  5. Thanks R khooks! I really appreciate the feedback.

  6. Hi,
    I love the tart and have some questions, after you bake the crust do you remove it from the tart pan then bake with the filling? just curious how you manage to remove from the pan?
    Looks delicious and I will give a try.

  7. Hi Cicada:
    The tart should be baked in a pan with a removable bottom. Once you remove the finished tart from the oven you can let it cool a bit and then carefully remove the sides of the pan. Let the tart cool completely on the pan bottom and then slide onto serving dish when ready to serve. Does that make sense?

  8. David Bingell says:

    February 13th, 2009 at 1:03 pm

    It was easy finding about 3 or 4 shops with lebni in Phoenix. Just a suggestion for others on where to locate this tasty luxury. Russian, Israeli, Middle Eastern Markets, Health Food Stores that are run by militant purists … the other “chain style” Health Food Stores have lost the sight, and no longer live for the revolution.

    Anyway; I take Zergut current syrup, about 1/4 cup and mix it with 1 cup of lebni. Interesting flavor, easy way out of getting rid of some of the old before I take cover and enter the Health Food Store again.

  9. Gorgeous shots of the lebni tart. I’m so glad to find someone who shares my love for Alice Medrich. Pure Dessert is my absolute favorite baking book, and this one of my all-time favorite desserts.
    I recently found your blog, and though I try to limit which blogs I bookmark (otherwise it’ll be food porn overload), I couldn’t resist adding yours to the list.
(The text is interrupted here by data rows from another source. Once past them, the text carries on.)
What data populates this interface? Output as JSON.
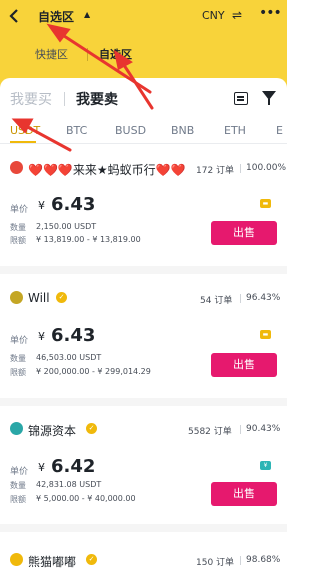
{
  "header": {
    "title": "自选区",
    "currency": "CNY",
    "swap_icon": "⇌",
    "more_icon": "•••"
  },
  "subtabs": [
    "快捷区",
    "自选区"
  ],
  "trade_tabs": {
    "buy": "我要买",
    "sell": "我要卖"
  },
  "assets": [
    "USDT",
    "BTC",
    "BUSD",
    "BNB",
    "ETH",
    "E"
  ],
  "labels": {
    "unit_price": "单价",
    "quantity": "数量",
    "limit": "限额",
    "currency_symbol": "¥",
    "sell_button": "出售"
  },
  "offers": [
    {
      "name": "❤️❤️❤️来来★蚂蚁币行❤️❤️",
      "orders": "172 订单",
      "rate": "100.00%",
      "price": "6.43",
      "quantity": "2,150.00 USDT",
      "limit": "¥ 13,819.00 - ¥ 13,819.00",
      "pay_icon": "bank-card-icon",
      "avatar_color": "#e8483a"
    },
    {
      "name": "Will",
      "orders": "54 订单",
      "rate": "96.43%",
      "price": "6.43",
      "quantity": "46,503.00 USDT",
      "limit": "¥ 200,000.00 - ¥ 299,014.29",
      "pay_icon": "bank-card-icon",
      "avatar_color": "#c4a624"
    },
    {
      "name": "锦源资本",
      "orders": "5582 订单",
      "rate": "90.43%",
      "price": "6.42",
      "quantity": "42,831.08 USDT",
      "limit": "¥ 5,000.00 - ¥ 40,000.00",
      "pay_icon": "wechat-pay-icon",
      "avatar_color": "#2aa7a7"
    },
    {
      "name": "熊猫嘟嘟",
      "orders": "150 订单",
      "rate": "98.68%",
      "avatar_color": "#f0b90b"
    }
  ],
  "colors": {
    "header_yellow": "#f8d33a",
    "accent": "#f0b90b",
    "sell_pink": "#e6196e",
    "annotation_red": "#e8352f"
  }
}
Just gorgeous!

  10. hi tim,
    my lebni tart is baking as i type this note. i used drained whole milk yogurt instead and made a few slight alterations to alice medrich’s recipe. with fingers crossed and bated breath, i wait to see and taste the outcome. will keep u updated on success/failure.
    your tart looks absolutely splendid!

  11. my homemade lebni worked!

  12. This is the most amazing recipe, quite possibly, in the history of the universe. I’ve been the biggest fan of lebne, ever since I was a kid. It has always been a staple in my home — I’d put it on eggs, in sandwiches, have it with honey, what-have-you, but I’ve never thought to do something like This with it, and for that: THANK YOU. Seriously.

  13. This is the most amazing recipe, quite possibly, in the history of the universe. I’ve been the biggest fan of lebne, ever since I was a kid. It has always been a staple in my home — I’d put it on eggs, in sandwiches, have it with honey, what-have-you, but I’ve never thought to do something like This with it, and for that: THANK YOU. Seriously.

  14. Aw, Sara! I am so glad you like Lebne as much as I do! The tart is one of my favorites.

  15. I love your site and I love Alice Medrich so this recipe just makes me love you’ll even more! Have to find this strange cheese you speak of.

  16. I found it! now am off to make it, and will also swirl some lemon curd around for a “marbelling” effect
    Oh and then I just found that you can make lebneh at home. With yogurt! Just after I spent months rummaging through several grocery stores!

    It’s basically just slightly salted yogurt strained. So apparently, just pour regular whole milk yogurt mixed with a little salt over a cheese cloth or even a paper towel put in a seive, which is placed over a dish kept in your fridge overnight.

  17. I just purchased Pure Dessert per your recommending, and this was the first recipe I zeroed in on. Lo’ and behold you’ve made it of course! Glad to hear that it’s delicious. I might try serving it with her suggestion of caramelized nuts or a seed brittle. Can’t wait! And thanks as always for sharing.

What do you think?